Records shown Start Marker

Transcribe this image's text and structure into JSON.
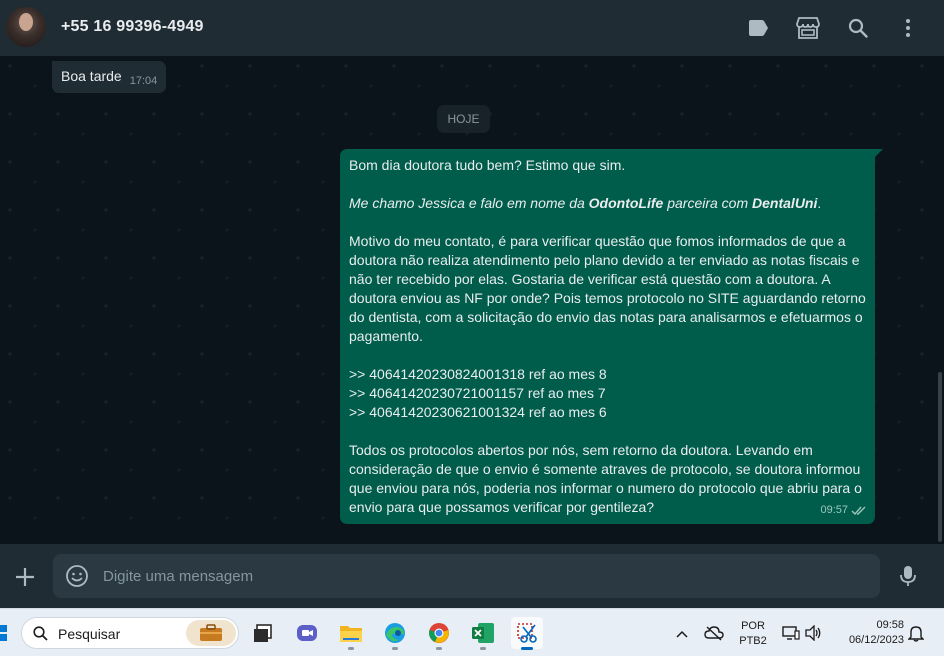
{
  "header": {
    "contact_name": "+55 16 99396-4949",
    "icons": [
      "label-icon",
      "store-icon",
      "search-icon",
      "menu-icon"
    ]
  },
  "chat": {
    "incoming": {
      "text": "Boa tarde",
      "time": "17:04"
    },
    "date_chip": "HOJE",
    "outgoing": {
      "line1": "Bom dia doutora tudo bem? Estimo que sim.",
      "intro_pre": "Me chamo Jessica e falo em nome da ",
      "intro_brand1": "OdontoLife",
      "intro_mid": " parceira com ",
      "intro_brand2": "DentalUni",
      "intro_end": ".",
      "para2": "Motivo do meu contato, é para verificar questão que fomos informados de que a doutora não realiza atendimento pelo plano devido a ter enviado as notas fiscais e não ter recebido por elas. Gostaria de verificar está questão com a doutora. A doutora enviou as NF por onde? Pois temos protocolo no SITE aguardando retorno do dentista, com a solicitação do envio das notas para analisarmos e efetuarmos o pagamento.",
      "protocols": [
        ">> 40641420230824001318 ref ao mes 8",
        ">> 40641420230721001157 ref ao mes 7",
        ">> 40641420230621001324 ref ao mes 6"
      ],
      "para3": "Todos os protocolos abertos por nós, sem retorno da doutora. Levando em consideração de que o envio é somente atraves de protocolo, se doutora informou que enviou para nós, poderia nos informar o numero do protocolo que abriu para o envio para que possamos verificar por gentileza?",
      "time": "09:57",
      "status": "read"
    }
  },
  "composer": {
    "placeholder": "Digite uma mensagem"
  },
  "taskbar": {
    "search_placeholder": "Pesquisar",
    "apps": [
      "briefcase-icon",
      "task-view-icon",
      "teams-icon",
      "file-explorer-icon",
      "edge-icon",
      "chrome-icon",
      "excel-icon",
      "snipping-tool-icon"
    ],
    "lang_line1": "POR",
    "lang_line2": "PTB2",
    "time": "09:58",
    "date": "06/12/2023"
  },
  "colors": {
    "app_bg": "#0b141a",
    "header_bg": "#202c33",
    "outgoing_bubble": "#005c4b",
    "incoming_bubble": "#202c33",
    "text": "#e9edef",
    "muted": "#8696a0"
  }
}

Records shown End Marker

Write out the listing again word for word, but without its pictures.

» **Result below**:
Transcribe this image's text and structure into JSON.
{
  "header": {
    "contact_name": "+55 16 99396-4949",
    "icons": [
      "label-icon",
      "store-icon",
      "search-icon",
      "menu-icon"
    ]
  },
  "chat": {
    "incoming": {
      "text": "Boa tarde",
      "time": "17:04"
    },
    "date_chip": "HOJE",
    "outgoing": {
      "line1": "Bom dia doutora tudo bem? Estimo que sim.",
      "intro_pre": "Me chamo Jessica e falo em nome da ",
      "intro_brand1": "OdontoLife",
      "intro_mid": " parceira com ",
      "intro_brand2": "DentalUni",
      "intro_end": ".",
      "para2": "Motivo do meu contato, é para verificar questão que fomos informados de que a doutora não realiza atendimento pelo plano devido a ter enviado as notas fiscais e não ter recebido por elas. Gostaria de verificar está questão com a doutora. A doutora enviou as NF por onde? Pois temos protocolo no SITE aguardando retorno do dentista, com a solicitação do envio das notas para analisarmos e efetuarmos o pagamento.",
      "protocols": [
        ">> 40641420230824001318 ref ao mes 8",
        ">> 40641420230721001157 ref ao mes 7",
        ">> 40641420230621001324 ref ao mes 6"
      ],
      "para3": "Todos os protocolos abertos por nós, sem retorno da doutora. Levando em consideração de que o envio é somente atraves de protocolo, se doutora informou que enviou para nós, poderia nos informar o numero do protocolo que abriu para o envio para que possamos verificar por gentileza?",
      "time": "09:57",
      "status": "read"
    }
  },
  "composer": {
    "placeholder": "Digite uma mensagem"
  },
  "taskbar": {
    "search_placeholder": "Pesquisar",
    "apps": [
      "briefcase-icon",
      "task-view-icon",
      "teams-icon",
      "file-explorer-icon",
      "edge-icon",
      "chrome-icon",
      "excel-icon",
      "snipping-tool-icon"
    ],
    "lang_line1": "POR",
    "lang_line2": "PTB2",
    "time": "09:58",
    "date": "06/12/2023"
  },
  "colors": {
    "app_bg": "#0b141a",
    "header_bg": "#202c33",
    "outgoing_bubble": "#005c4b",
    "incoming_bubble": "#202c33",
    "text": "#e9edef",
    "muted": "#8696a0"
  }
}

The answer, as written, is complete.